And even though we are coping with so much change and wonder if we will survive especially financially, we are seeing new life emerging. We see this in those offering with the children’s talks, the Sunday school, J2A, a youth group to start in the near future, new folk in the choir, new families joining us, palm cross makers sharing their skills.

We have a new ballet school meeting in the hall and the Musical Society of Victoria has made St Pauls their home with 8 concerts a year.

Last week we had a kindergarten Easter service with 53 children and 20 parents and hopefully I will be able to let you know the name of the new Director of the Kindergarten next week.

So, there is new life emerging….emerging…our vision is not yet fully realised.

We still need to keep praying in this Easter tide for decisions about some of the areas that you have mentioned in your reflections and what I have discerned over the time that we no longer have an assistant like Kate.

These areas include the ongoing nurture of children and families; leaders of small groups for spiritual growth and then for the preparation of families for baptism, first communion and individuals for confirmations.  Who is to perform these tasks and equip lay leadership in the parish?

When we reflect on the acorn and its growth into an oak tree, for the process of germination and for continued healthy growth it needs access to water, sunlight and good soil.

Same with us.  We need water, sunlight and good soil not only through our liturgy, but in the way we care for each other and support each other in our faith so our roots will be deep in God and we will be resilient and able to cope with the changing seasons.

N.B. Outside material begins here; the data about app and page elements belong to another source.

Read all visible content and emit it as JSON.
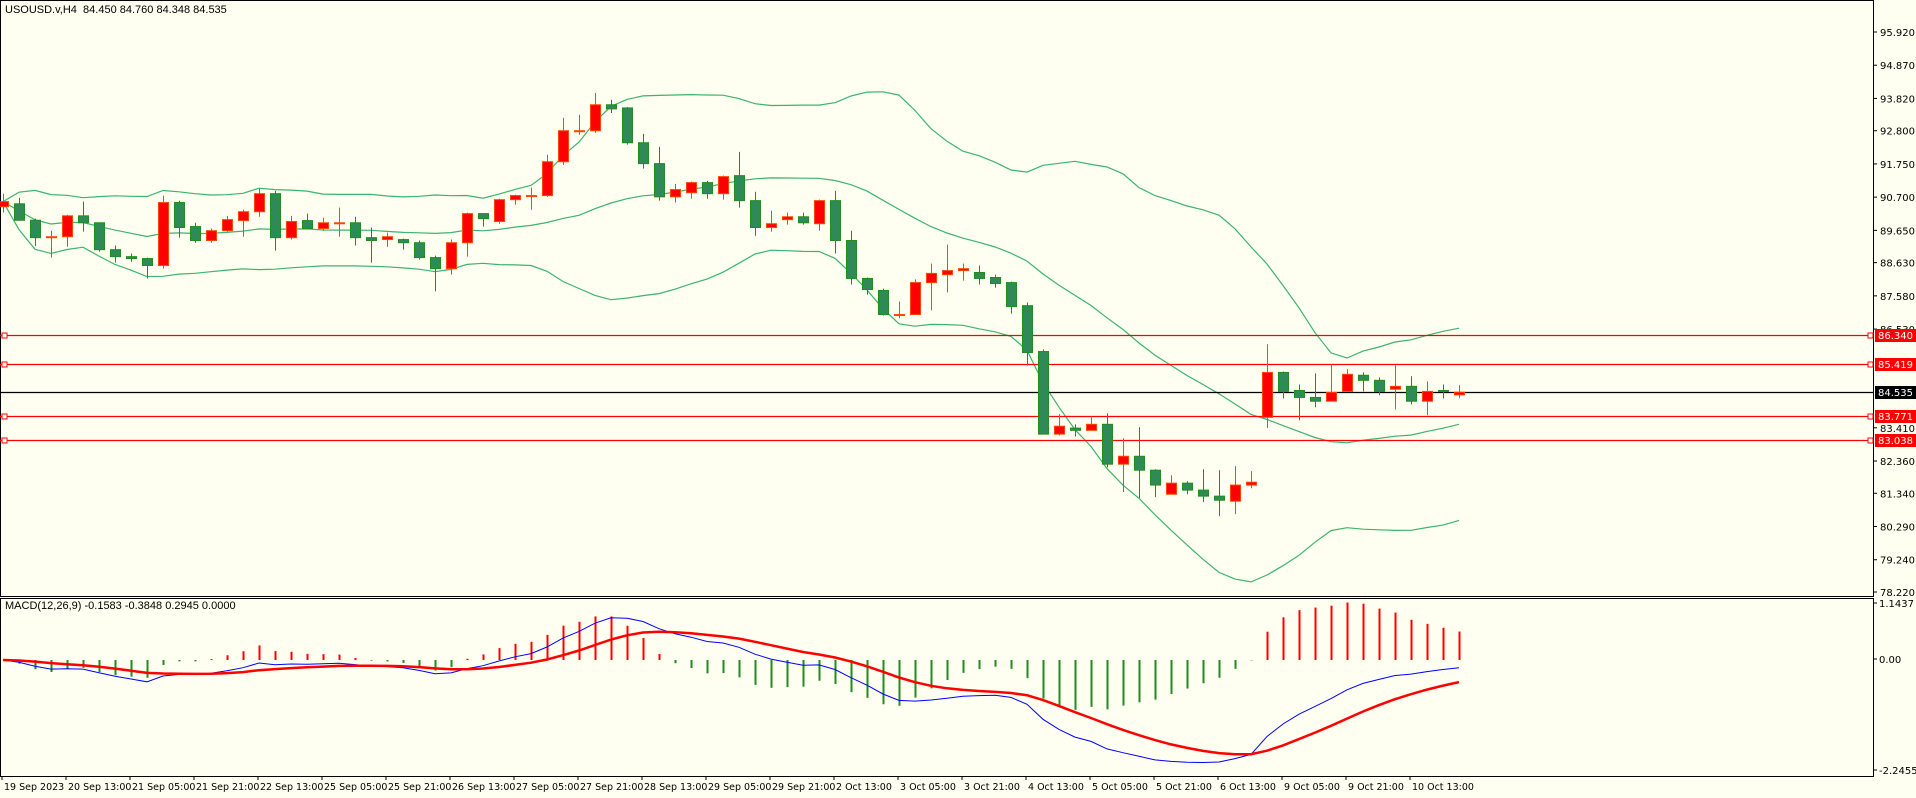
{
  "header": {
    "symbol_timeframe": "USOUSD.v,H4",
    "ohlc_readout": "84.450 84.760 84.348 84.535"
  },
  "indicator": {
    "label": "MACD(12,26,9)",
    "values_readout": "-0.1583 -0.3848 0.2945 0.0000"
  },
  "colors": {
    "background": "#FEFFF0",
    "bull_candle": "#FF0000",
    "bull_border": "#FF4500",
    "bear_candle": "#2E8B57",
    "bear_border": "#228B22",
    "bollinger": "#3CB371",
    "level_line": "#FF0000",
    "bid_line": "#000000",
    "macd_line": "#0000FF",
    "signal_line": "#FF0000"
  },
  "chart_data": {
    "type": "candlestick",
    "timeframe": "H4",
    "bollinger": {
      "period": 20,
      "deviation": 2
    },
    "macd": {
      "fast": 12,
      "slow": 26,
      "signal": 9,
      "ylim": [
        -2.2455,
        1.1437
      ],
      "tick_labels": [
        "1.1437",
        "0.00",
        "-2.2455"
      ]
    },
    "ylim": [
      78.22,
      95.92
    ],
    "y_tick_labels": [
      "95.920",
      "94.870",
      "93.820",
      "92.800",
      "91.750",
      "90.700",
      "89.650",
      "88.630",
      "87.580",
      "86.530",
      "83.410",
      "82.360",
      "81.340",
      "80.290",
      "79.240",
      "78.220"
    ],
    "x_tick_labels": [
      "19 Sep 2023",
      "20 Sep 13:00",
      "21 Sep 05:00",
      "21 Sep 21:00",
      "22 Sep 13:00",
      "25 Sep 05:00",
      "25 Sep 21:00",
      "26 Sep 13:00",
      "27 Sep 05:00",
      "27 Sep 21:00",
      "28 Sep 13:00",
      "29 Sep 05:00",
      "29 Sep 21:00",
      "2 Oct 13:00",
      "3 Oct 05:00",
      "3 Oct 21:00",
      "4 Oct 13:00",
      "5 Oct 05:00",
      "5 Oct 21:00",
      "6 Oct 13:00",
      "9 Oct 05:00",
      "9 Oct 21:00",
      "10 Oct 13:00"
    ],
    "levels": [
      {
        "price": 86.34,
        "label": "86.340",
        "kind": "level"
      },
      {
        "price": 85.419,
        "label": "85.419",
        "kind": "level"
      },
      {
        "price": 84.535,
        "label": "84.535",
        "kind": "bid"
      },
      {
        "price": 83.771,
        "label": "83.771",
        "kind": "level"
      },
      {
        "price": 83.038,
        "label": "83.038",
        "kind": "level"
      }
    ],
    "ohlc": [
      [
        90.4,
        90.81,
        90.21,
        90.56
      ],
      [
        90.49,
        90.68,
        89.97,
        89.97
      ],
      [
        89.97,
        90.02,
        89.16,
        89.42
      ],
      [
        89.45,
        89.64,
        88.79,
        89.45
      ],
      [
        89.45,
        90.14,
        89.13,
        90.11
      ],
      [
        90.11,
        90.56,
        89.61,
        89.89
      ],
      [
        89.89,
        89.89,
        88.98,
        89.04
      ],
      [
        89.04,
        89.17,
        88.63,
        88.82
      ],
      [
        88.82,
        88.92,
        88.66,
        88.76
      ],
      [
        88.76,
        88.79,
        88.13,
        88.54
      ],
      [
        88.54,
        90.75,
        88.44,
        90.53
      ],
      [
        90.53,
        90.59,
        89.42,
        89.74
      ],
      [
        89.77,
        89.89,
        89.26,
        89.33
      ],
      [
        89.33,
        89.71,
        89.26,
        89.64
      ],
      [
        89.64,
        90.11,
        89.61,
        89.99
      ],
      [
        89.96,
        90.3,
        89.45,
        90.24
      ],
      [
        90.24,
        90.97,
        90.08,
        90.81
      ],
      [
        90.81,
        90.9,
        89.01,
        89.42
      ],
      [
        89.42,
        90.11,
        89.36,
        89.93
      ],
      [
        89.96,
        90.18,
        89.71,
        89.71
      ],
      [
        89.71,
        90.05,
        89.64,
        89.89
      ],
      [
        89.89,
        90.37,
        89.45,
        89.89
      ],
      [
        89.89,
        90.08,
        89.17,
        89.42
      ],
      [
        89.42,
        89.74,
        88.63,
        89.33
      ],
      [
        89.36,
        89.58,
        89.13,
        89.45
      ],
      [
        89.36,
        89.39,
        89.04,
        89.26
      ],
      [
        89.26,
        89.33,
        88.73,
        88.79
      ],
      [
        88.79,
        88.85,
        87.72,
        88.44
      ],
      [
        88.44,
        89.36,
        88.25,
        89.26
      ],
      [
        89.26,
        90.21,
        88.82,
        90.18
      ],
      [
        90.18,
        90.18,
        89.77,
        90.02
      ],
      [
        89.93,
        90.65,
        89.86,
        90.62
      ],
      [
        90.62,
        90.78,
        90.46,
        90.75
      ],
      [
        90.75,
        91.0,
        90.3,
        90.75
      ],
      [
        90.75,
        92.04,
        90.71,
        91.82
      ],
      [
        91.82,
        93.21,
        91.72,
        92.8
      ],
      [
        92.8,
        93.3,
        92.67,
        92.8
      ],
      [
        92.8,
        93.99,
        92.73,
        93.62
      ],
      [
        93.62,
        93.78,
        93.36,
        93.49
      ],
      [
        93.52,
        93.55,
        92.36,
        92.42
      ],
      [
        92.42,
        92.7,
        91.6,
        91.76
      ],
      [
        91.76,
        92.29,
        90.59,
        90.71
      ],
      [
        90.71,
        91.12,
        90.53,
        90.94
      ],
      [
        90.84,
        91.19,
        90.65,
        91.16
      ],
      [
        91.16,
        91.22,
        90.65,
        90.81
      ],
      [
        90.81,
        91.38,
        90.62,
        91.35
      ],
      [
        91.38,
        92.13,
        90.37,
        90.59
      ],
      [
        90.59,
        90.87,
        89.48,
        89.74
      ],
      [
        89.74,
        90.27,
        89.61,
        89.86
      ],
      [
        89.99,
        90.21,
        89.83,
        90.08
      ],
      [
        90.08,
        90.21,
        89.83,
        89.89
      ],
      [
        89.86,
        90.62,
        89.64,
        90.59
      ],
      [
        90.59,
        90.9,
        88.92,
        89.33
      ],
      [
        89.33,
        89.64,
        87.94,
        88.13
      ],
      [
        88.13,
        88.16,
        87.62,
        87.78
      ],
      [
        87.75,
        87.81,
        86.96,
        86.99
      ],
      [
        86.99,
        87.4,
        86.87,
        86.99
      ],
      [
        86.99,
        88.1,
        86.99,
        88.0
      ],
      [
        88.0,
        88.6,
        87.12,
        88.29
      ],
      [
        88.25,
        89.2,
        87.69,
        88.38
      ],
      [
        88.38,
        88.6,
        88.06,
        88.44
      ],
      [
        88.32,
        88.54,
        87.94,
        88.13
      ],
      [
        88.16,
        88.25,
        87.84,
        87.97
      ],
      [
        88.0,
        88.03,
        87.02,
        87.24
      ],
      [
        87.27,
        87.37,
        85.38,
        85.79
      ],
      [
        85.82,
        85.89,
        83.21,
        83.21
      ],
      [
        83.21,
        83.84,
        83.17,
        83.46
      ],
      [
        83.4,
        83.52,
        83.14,
        83.33
      ],
      [
        83.33,
        83.74,
        83.33,
        83.52
      ],
      [
        83.52,
        83.87,
        82.16,
        82.26
      ],
      [
        82.26,
        83.08,
        81.38,
        82.51
      ],
      [
        82.51,
        83.43,
        81.19,
        82.07
      ],
      [
        82.07,
        82.1,
        81.22,
        81.6
      ],
      [
        81.31,
        81.91,
        81.31,
        81.66
      ],
      [
        81.66,
        81.72,
        81.31,
        81.44
      ],
      [
        81.44,
        82.1,
        81.06,
        81.25
      ],
      [
        81.25,
        82.07,
        80.62,
        81.12
      ],
      [
        81.09,
        82.2,
        80.68,
        81.6
      ],
      [
        81.6,
        82.04,
        81.5,
        81.69
      ],
      [
        83.74,
        86.05,
        83.4,
        85.16
      ],
      [
        85.16,
        85.19,
        84.34,
        84.56
      ],
      [
        84.59,
        84.78,
        83.65,
        84.37
      ],
      [
        84.37,
        85.13,
        84.06,
        84.25
      ],
      [
        84.25,
        85.41,
        84.25,
        84.53
      ],
      [
        84.56,
        85.26,
        84.56,
        85.1
      ],
      [
        85.07,
        85.16,
        84.56,
        84.91
      ],
      [
        84.91,
        85.0,
        84.44,
        84.56
      ],
      [
        84.63,
        85.38,
        83.99,
        84.72
      ],
      [
        84.72,
        85.04,
        84.15,
        84.25
      ],
      [
        84.25,
        84.88,
        83.81,
        84.56
      ],
      [
        84.59,
        84.78,
        84.34,
        84.56
      ],
      [
        84.45,
        84.76,
        84.348,
        84.535
      ]
    ]
  }
}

This is an exciting and yet scary time…much like when Mary Magdalene and the other Mary ran off to tell the other disciples that Jesus was no longer dead but alive…they went quickly from the tomb with fear and great joy!

We go through all the seasons of life in the full knowledge that we are Easter people who know that a new day does come…that it is in the seasons of loss, grief, of signs of something new happening in our parish and in our deeper selves that we stand with the oak tree with our roots anchored deep in God.

On the front of your pew sheet is a poem written by Elizabeth Green. It actually didn’t click that this “Elizabeth” was Miles’ ‘Liz! and so I rang her yesterday and she was very pleased we were reading her poem today.

Let me finish by reading it to you.

“I see the groaning of the windswept tree.

Its sculptured limbs engender deep emotions in me.

The tree stands crooked almost bereft of leaves.

All gnarled and knotted but still it breathes.

But where its roots are anchored deep and warm

one small seed is waiting silently to be born.

And there together in the early Easter morning sun,

the mystery of a new day, a new life has begun.

The tree is a symbol of what life can be.

The awe of the Easter can transfigure you and me.”

At the beginning of this sermon, I wondered if you came expectantly. That God would speak to you.  Have there been any acorns, seeds of new life that you have come to realise, be surprised about in your life today.

Let it grow! Have courage! You are oak trees! You are resilient.

The Lord be with you.